Then, it follows, according to the logic of Hermes' "As Above, So Below", that the alchemist is also an expression (rendition) of 'The One" and by his or her nature is, in reality, a spirit and not only a physical form.

If the above is true then when the alchemist realizes that he or she is, in truth a spirit, then the physical ego-self becomes (relatively) 'the stone' that MUST be dissolved in order to receive the ultimate gift of God which is eternal life.

The Donum Dei seems to be advocating a 'shift' of consciousness or personal psychological origination-point from matter-centric to spirit-centric, or the gradual re-invention of one's self on a higher order of existence.

The great impetus is the realization that one is actually a spirit and has previously existed in a condition (mill-stone) of relative slavery.

The big 'ah-ha' is also the process of 'splitting the Adam' (yes, Adam) and results in the alchemist realizing that 'consciousness' is the occupant of the physical body and not to be dominated by physicality, as it was previous to the realization. So, the process goes from the unity (exclusive identity) of consciousness and form, to the split of consciousness from form (2 identies - spirit and form) and then evolves to 'consciousness' as a free and liberated individualized entity that is a component of "The One".
In anthropological-speak it also alludes to the notion that 'consciousness' is, initially, a seeming emergent-trait of biology (emanates from) and then proceeds (with guidance from 'The One') to become a fully-liberated individualized creative consciousness which has its existence in eternity. As such, the human being is a 'pod of God' capable of miraculous transformations. The metaphor is caterpillar-butterfly.

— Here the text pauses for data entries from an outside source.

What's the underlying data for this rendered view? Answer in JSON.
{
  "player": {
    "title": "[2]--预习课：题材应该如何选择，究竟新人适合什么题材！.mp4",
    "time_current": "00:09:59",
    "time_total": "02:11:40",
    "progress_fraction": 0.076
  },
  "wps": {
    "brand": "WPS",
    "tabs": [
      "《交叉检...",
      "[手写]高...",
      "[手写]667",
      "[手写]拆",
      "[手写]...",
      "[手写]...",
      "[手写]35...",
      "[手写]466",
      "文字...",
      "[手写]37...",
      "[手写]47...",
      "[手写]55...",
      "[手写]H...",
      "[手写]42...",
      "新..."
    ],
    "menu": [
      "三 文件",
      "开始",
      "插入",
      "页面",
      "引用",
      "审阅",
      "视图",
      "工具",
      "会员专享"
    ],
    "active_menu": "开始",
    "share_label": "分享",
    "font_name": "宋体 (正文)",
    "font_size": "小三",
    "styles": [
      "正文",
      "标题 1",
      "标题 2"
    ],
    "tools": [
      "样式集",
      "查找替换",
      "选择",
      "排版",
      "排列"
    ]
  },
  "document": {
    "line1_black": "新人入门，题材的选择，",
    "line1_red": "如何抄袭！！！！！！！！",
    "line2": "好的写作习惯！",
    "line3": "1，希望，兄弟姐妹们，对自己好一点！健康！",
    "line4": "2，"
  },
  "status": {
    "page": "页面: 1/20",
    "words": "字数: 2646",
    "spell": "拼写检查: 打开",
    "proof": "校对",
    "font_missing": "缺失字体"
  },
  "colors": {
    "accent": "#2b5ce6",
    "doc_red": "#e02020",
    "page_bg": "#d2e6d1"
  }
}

After that (Ah-Ha) The Great Work is to go about getting free of the weighty attributes of the physical form by being ever mindful of 'The One' and surrendering to the mediations of 'The One' by becoming like 'water'. ('Water to wine' is also applicable).

I believe that all of the urn-images in the text (link in Ghislain's originating post) represent the human body and the human figures inside of the urns represent states-of-consciousness. I also believe that prime-matter (?) is represented, by the author, by the urn without any apparent contents; the text description of this urn is also quite telling (5th chapter).

Anyhow, this is all opinion based upon the content of the writing, but nevertheless it provides a 'lens' through which one can interpret The Donum Dei which seems to imply that practical alchemy is the precursor of inner-alchemy.


solomon levi
07-14-2009, 05:43 PM
Hi Play Dough!
I really enjoyed your post!

07-14-2009, 06:22 PM
Hi Play Dough!
I really enjoyed your post!

Thank you, solomon levi!
It was your post (2nd from top) which started the synapses firing and aided significantly in connecting the dots to arrive at a thesis.
It was you who provided the inspiration and a few 'key words' that started the knot unraveling.
Nevertheless, you are most welcome, my brother.

08-15-2009, 03:25 PM

So I read the text, a beautiful discription, of the alchemistic process.

The pictures are not drawn in a way, that the Text touch me or open the mind.

So you want some enlightment about it.

The text points out, like others so often, to open ones heart and mind for the
processes in nature, meditate on them and bring it in our own alchemistic work.

This was just plain saying, what I realy believe is, that you search, what is the
"Donum Dei" how can we recieve it and how will we notice it.

Just looked at your first question again, this needs another answer, which has nothing to
do with the text, but since I have to work in a few minutes, this has to wait.